BEGIN Entries provided
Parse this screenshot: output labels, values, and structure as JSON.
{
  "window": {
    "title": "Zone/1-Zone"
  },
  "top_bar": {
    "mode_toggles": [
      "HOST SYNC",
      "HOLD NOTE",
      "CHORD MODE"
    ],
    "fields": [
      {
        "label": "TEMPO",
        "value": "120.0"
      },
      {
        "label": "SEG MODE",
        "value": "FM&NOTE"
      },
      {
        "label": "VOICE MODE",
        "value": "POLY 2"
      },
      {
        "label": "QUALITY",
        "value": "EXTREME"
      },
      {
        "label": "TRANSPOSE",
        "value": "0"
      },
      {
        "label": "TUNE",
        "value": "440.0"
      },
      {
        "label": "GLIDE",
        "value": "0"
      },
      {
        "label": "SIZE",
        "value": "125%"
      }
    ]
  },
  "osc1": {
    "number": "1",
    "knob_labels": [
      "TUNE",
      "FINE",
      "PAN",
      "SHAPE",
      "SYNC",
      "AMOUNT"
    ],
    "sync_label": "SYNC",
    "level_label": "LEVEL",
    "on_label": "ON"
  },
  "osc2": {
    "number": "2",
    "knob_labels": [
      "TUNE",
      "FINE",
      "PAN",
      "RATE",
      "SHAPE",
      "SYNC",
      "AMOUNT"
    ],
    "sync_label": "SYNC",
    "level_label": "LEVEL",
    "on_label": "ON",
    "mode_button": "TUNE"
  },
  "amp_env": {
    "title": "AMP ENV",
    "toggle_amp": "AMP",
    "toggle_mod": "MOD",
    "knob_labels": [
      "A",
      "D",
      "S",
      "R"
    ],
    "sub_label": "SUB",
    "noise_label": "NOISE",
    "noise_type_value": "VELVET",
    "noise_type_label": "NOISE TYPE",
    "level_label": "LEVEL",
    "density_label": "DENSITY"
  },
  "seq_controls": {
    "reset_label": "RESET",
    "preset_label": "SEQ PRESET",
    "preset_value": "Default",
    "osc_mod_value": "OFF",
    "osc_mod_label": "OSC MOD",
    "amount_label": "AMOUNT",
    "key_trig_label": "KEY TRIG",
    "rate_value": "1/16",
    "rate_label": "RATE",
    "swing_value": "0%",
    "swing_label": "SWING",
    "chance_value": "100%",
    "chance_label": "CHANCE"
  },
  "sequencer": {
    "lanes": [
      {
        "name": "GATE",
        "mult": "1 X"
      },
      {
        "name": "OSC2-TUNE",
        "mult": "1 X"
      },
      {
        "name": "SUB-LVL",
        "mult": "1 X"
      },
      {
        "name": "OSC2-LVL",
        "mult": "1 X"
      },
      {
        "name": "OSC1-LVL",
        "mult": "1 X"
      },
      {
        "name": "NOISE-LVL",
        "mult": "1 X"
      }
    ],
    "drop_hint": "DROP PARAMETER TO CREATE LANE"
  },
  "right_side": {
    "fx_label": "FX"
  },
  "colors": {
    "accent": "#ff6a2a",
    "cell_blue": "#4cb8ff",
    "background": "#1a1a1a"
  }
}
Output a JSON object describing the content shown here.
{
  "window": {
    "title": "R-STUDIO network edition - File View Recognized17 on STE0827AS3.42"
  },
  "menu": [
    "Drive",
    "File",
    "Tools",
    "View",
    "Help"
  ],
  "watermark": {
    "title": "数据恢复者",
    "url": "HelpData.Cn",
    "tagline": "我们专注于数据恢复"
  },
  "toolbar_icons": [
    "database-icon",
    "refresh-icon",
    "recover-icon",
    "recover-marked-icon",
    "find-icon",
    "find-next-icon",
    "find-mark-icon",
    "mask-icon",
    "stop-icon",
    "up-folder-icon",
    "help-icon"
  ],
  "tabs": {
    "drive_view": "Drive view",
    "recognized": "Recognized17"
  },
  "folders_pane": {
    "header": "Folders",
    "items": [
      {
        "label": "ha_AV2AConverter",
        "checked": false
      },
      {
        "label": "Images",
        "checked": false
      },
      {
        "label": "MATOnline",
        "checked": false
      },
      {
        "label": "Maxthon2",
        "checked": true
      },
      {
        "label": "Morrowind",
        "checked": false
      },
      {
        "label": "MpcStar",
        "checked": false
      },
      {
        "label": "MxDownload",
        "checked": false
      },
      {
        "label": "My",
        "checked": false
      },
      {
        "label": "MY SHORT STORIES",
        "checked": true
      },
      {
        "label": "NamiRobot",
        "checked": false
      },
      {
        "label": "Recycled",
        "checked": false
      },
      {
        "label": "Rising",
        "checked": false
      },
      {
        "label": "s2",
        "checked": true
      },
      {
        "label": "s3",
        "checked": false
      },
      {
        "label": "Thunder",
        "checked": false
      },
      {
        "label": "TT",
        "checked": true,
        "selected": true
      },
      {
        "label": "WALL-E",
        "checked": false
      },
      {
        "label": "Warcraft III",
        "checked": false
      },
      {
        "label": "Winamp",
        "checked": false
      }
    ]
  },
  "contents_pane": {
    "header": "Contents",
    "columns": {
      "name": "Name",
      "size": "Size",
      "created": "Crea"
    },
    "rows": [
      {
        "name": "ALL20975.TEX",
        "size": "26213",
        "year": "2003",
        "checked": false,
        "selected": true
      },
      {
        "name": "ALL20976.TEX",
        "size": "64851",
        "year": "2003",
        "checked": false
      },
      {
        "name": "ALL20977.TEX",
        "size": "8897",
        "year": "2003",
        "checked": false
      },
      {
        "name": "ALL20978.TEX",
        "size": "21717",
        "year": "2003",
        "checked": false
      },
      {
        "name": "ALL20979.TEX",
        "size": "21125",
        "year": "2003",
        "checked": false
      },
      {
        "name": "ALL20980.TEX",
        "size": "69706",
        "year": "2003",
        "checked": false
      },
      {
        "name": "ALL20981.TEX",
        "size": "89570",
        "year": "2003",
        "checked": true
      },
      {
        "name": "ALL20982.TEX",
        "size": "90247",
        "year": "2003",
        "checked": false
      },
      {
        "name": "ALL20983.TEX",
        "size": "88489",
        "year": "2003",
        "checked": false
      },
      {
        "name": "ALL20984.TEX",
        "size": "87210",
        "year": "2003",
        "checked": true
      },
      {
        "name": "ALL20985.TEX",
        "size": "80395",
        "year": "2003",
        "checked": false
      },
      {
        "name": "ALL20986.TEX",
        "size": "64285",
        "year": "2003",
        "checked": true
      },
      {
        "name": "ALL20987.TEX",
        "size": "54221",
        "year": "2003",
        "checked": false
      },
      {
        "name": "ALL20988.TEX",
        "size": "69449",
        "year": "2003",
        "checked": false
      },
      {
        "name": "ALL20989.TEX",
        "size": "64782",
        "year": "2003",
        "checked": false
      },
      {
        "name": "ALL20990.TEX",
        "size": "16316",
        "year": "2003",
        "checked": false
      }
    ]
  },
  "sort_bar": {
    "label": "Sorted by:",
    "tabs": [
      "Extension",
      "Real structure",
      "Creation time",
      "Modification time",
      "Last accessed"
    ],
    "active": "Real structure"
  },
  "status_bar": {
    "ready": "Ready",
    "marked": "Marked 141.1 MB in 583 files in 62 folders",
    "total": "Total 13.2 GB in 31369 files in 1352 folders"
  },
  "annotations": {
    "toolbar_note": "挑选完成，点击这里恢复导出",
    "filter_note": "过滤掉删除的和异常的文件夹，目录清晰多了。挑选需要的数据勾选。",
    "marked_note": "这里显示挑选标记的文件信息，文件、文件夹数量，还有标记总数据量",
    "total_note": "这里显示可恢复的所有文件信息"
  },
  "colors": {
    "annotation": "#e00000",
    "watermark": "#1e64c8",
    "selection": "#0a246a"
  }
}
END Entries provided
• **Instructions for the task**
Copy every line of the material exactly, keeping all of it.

• **Response area**
Parse this screenshot: output labels, values, and structure as JSON.
{
  "window": {
    "title": "Zone/1-Zone"
  },
  "top_bar": {
    "mode_toggles": [
      "HOST SYNC",
      "HOLD NOTE",
      "CHORD MODE"
    ],
    "fields": [
      {
        "label": "TEMPO",
        "value": "120.0"
      },
      {
        "label": "SEG MODE",
        "value": "FM&NOTE"
      },
      {
        "label": "VOICE MODE",
        "value": "POLY 2"
      },
      {
        "label": "QUALITY",
        "value": "EXTREME"
      },
      {
        "label": "TRANSPOSE",
        "value": "0"
      },
      {
        "label": "TUNE",
        "value": "440.0"
      },
      {
        "label": "GLIDE",
        "value": "0"
      },
      {
        "label": "SIZE",
        "value": "125%"
      }
    ]
  },
  "osc1": {
    "number": "1",
    "knob_labels": [
      "TUNE",
      "FINE",
      "PAN",
      "SHAPE",
      "SYNC",
      "AMOUNT"
    ],
    "sync_label": "SYNC",
    "level_label": "LEVEL",
    "on_label": "ON"
  },
  "osc2": {
    "number": "2",
    "knob_labels": [
      "TUNE",
      "FINE",
      "PAN",
      "RATE",
      "SHAPE",
      "SYNC",
      "AMOUNT"
    ],
    "sync_label": "SYNC",
    "level_label": "LEVEL",
    "on_label": "ON",
    "mode_button": "TUNE"
  },
  "amp_env": {
    "title": "AMP ENV",
    "toggle_amp": "AMP",
    "toggle_mod": "MOD",
    "knob_labels": [
      "A",
      "D",
      "S",
      "R"
    ],
    "sub_label": "SUB",
    "noise_label": "NOISE",
    "noise_type_value": "VELVET",
    "noise_type_label": "NOISE TYPE",
    "level_label": "LEVEL",
    "density_label": "DENSITY"
  },
  "seq_controls": {
    "reset_label": "RESET",
    "preset_label": "SEQ PRESET",
    "preset_value": "Default",
    "osc_mod_value": "OFF",
    "osc_mod_label": "OSC MOD",
    "amount_label": "AMOUNT",
    "key_trig_label": "KEY TRIG",
    "rate_value": "1/16",
    "rate_label": "RATE",
    "swing_value": "0%",
    "swing_label": "SWING",
    "chance_value": "100%",
    "chance_label": "CHANCE"
  },
  "sequencer": {
    "lanes": [
      {
        "name": "GATE",
        "mult": "1 X"
      },
      {
        "name": "OSC2-TUNE",
        "mult": "1 X"
      },
      {
        "name": "SUB-LVL",
        "mult": "1 X"
      },
      {
        "name": "OSC2-LVL",
        "mult": "1 X"
      },
      {
        "name": "OSC1-LVL",
        "mult": "1 X"
      },
      {
        "name": "NOISE-LVL",
        "mult": "1 X"
      }
    ],
    "drop_hint": "DROP PARAMETER TO CREATE LANE"
  },
  "right_side": {
    "fx_label": "FX"
  },
  "colors": {
    "accent": "#ff6a2a",
    "cell_blue": "#4cb8ff",
    "background": "#1a1a1a"
  }
}
Output a JSON object describing the content shown here.
{
  "window": {
    "title": "R-STUDIO network edition - File View Recognized17 on STE0827AS3.42"
  },
  "menu": [
    "Drive",
    "File",
    "Tools",
    "View",
    "Help"
  ],
  "watermark": {
    "title": "数据恢复者",
    "url": "HelpData.Cn",
    "tagline": "我们专注于数据恢复"
  },
  "toolbar_icons": [
    "database-icon",
    "refresh-icon",
    "recover-icon",
    "recover-marked-icon",
    "find-icon",
    "find-next-icon",
    "find-mark-icon",
    "mask-icon",
    "stop-icon",
    "up-folder-icon",
    "help-icon"
  ],
  "tabs": {
    "drive_view": "Drive view",
    "recognized": "Recognized17"
  },
  "folders_pane": {
    "header": "Folders",
    "items": [
      {
        "label": "ha_AV2AConverter",
        "checked": false
      },
      {
        "label": "Images",
        "checked": false
      },
      {
        "label": "MATOnline",
        "checked": false
      },
      {
        "label": "Maxthon2",
        "checked": true
      },
      {
        "label": "Morrowind",
        "checked": false
      },
      {
        "label": "MpcStar",
        "checked": false
      },
      {
        "label": "MxDownload",
        "checked": false
      },
      {
        "label": "My",
        "checked": false
      },
      {
        "label": "MY SHORT STORIES",
        "checked": true
      },
      {
        "label": "NamiRobot",
        "checked": false
      },
      {
        "label": "Recycled",
        "checked": false
      },
      {
        "label": "Rising",
        "checked": false
      },
      {
        "label": "s2",
        "checked": true
      },
      {
        "label": "s3",
        "checked": false
      },
      {
        "label": "Thunder",
        "checked": false
      },
      {
        "label": "TT",
        "checked": true,
        "selected": true
      },
      {
        "label": "WALL-E",
        "checked": false
      },
      {
        "label": "Warcraft III",
        "checked": false
      },
      {
        "label": "Winamp",
        "checked": false
      }
    ]
  },
  "contents_pane": {
    "header": "Contents",
    "columns": {
      "name": "Name",
      "size": "Size",
      "created": "Crea"
    },
    "rows": [
      {
        "name": "ALL20975.TEX",
        "size": "26213",
        "year": "2003",
        "checked": false,
        "selected": true
      },
      {
        "name": "ALL20976.TEX",
        "size": "64851",
        "year": "2003",
        "checked": false
      },
      {
        "name": "ALL20977.TEX",
        "size": "8897",
        "year": "2003",
        "checked": false
      },
      {
        "name": "ALL20978.TEX",
        "size": "21717",
        "year": "2003",
        "checked": false
      },
      {
        "name": "ALL20979.TEX",
        "size": "21125",
        "year": "2003",
        "checked": false
      },
      {
        "name": "ALL20980.TEX",
        "size": "69706",
        "year": "2003",
        "checked": false
      },
      {
        "name": "ALL20981.TEX",
        "size": "89570",
        "year": "2003",
        "checked": true
      },
      {
        "name": "ALL20982.TEX",
        "size": "90247",
        "year": "2003",
        "checked": false
      },
      {
        "name": "ALL20983.TEX",
        "size": "88489",
        "year": "2003",
        "checked": false
      },
      {
        "name": "ALL20984.TEX",
        "size": "87210",
        "year": "2003",
        "checked": true
      },
      {
        "name": "ALL20985.TEX",
        "size": "80395",
        "year": "2003",
        "checked": false
      },
      {
        "name": "ALL20986.TEX",
        "size": "64285",
        "year": "2003",
        "checked": true
      },
      {
        "name": "ALL20987.TEX",
        "size": "54221",
        "year": "2003",
        "checked": false
      },
      {
        "name": "ALL20988.TEX",
        "size": "69449",
        "year": "2003",
        "checked": false
      },
      {
        "name": "ALL20989.TEX",
        "size": "64782",
        "year": "2003",
        "checked": false
      },
      {
        "name": "ALL20990.TEX",
        "size": "16316",
        "year": "2003",
        "checked": false
      }
    ]
  },
  "sort_bar": {
    "label": "Sorted by:",
    "tabs": [
      "Extension",
      "Real structure",
      "Creation time",
      "Modification time",
      "Last accessed"
    ],
    "active": "Real structure"
  },
  "status_bar": {
    "ready": "Ready",
    "marked": "Marked 141.1 MB in 583 files in 62 folders",
    "total": "Total 13.2 GB in 31369 files in 1352 folders"
  },
  "annotations": {
    "toolbar_note": "挑选完成，点击这里恢复导出",
    "filter_note": "过滤掉删除的和异常的文件夹，目录清晰多了。挑选需要的数据勾选。",
    "marked_note": "这里显示挑选标记的文件信息，文件、文件夹数量，还有标记总数据量",
    "total_note": "这里显示可恢复的所有文件信息"
  },
  "colors": {
    "annotation": "#e00000",
    "watermark": "#1e64c8",
    "selection": "#0a246a"
  }
}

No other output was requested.